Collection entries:
+--

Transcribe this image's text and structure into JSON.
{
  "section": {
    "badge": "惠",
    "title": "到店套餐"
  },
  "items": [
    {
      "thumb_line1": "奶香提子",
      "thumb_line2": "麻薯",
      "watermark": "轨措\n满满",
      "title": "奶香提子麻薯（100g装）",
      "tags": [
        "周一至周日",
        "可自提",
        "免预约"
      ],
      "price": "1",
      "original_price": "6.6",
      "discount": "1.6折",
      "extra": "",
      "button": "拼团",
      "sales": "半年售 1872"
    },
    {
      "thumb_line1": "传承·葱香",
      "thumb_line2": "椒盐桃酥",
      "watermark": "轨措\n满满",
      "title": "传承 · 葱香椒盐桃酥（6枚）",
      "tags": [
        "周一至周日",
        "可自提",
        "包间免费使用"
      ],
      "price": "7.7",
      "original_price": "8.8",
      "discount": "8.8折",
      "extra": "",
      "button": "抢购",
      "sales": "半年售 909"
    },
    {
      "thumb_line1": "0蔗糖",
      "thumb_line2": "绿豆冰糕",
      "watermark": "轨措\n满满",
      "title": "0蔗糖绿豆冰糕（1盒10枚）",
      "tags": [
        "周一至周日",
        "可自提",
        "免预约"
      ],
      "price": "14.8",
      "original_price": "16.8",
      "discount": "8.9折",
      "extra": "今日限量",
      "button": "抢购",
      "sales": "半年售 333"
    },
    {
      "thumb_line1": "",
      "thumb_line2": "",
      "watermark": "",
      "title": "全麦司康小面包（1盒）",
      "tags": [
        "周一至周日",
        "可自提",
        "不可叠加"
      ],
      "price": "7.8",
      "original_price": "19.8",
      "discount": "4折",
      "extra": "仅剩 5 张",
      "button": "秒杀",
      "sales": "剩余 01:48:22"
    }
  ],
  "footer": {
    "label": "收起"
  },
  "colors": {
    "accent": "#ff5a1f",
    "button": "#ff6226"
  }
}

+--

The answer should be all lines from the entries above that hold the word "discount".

      "discount": "1.6折",
      "discount": "8.8折",
      "discount": "8.9折",
      "discount": "4折",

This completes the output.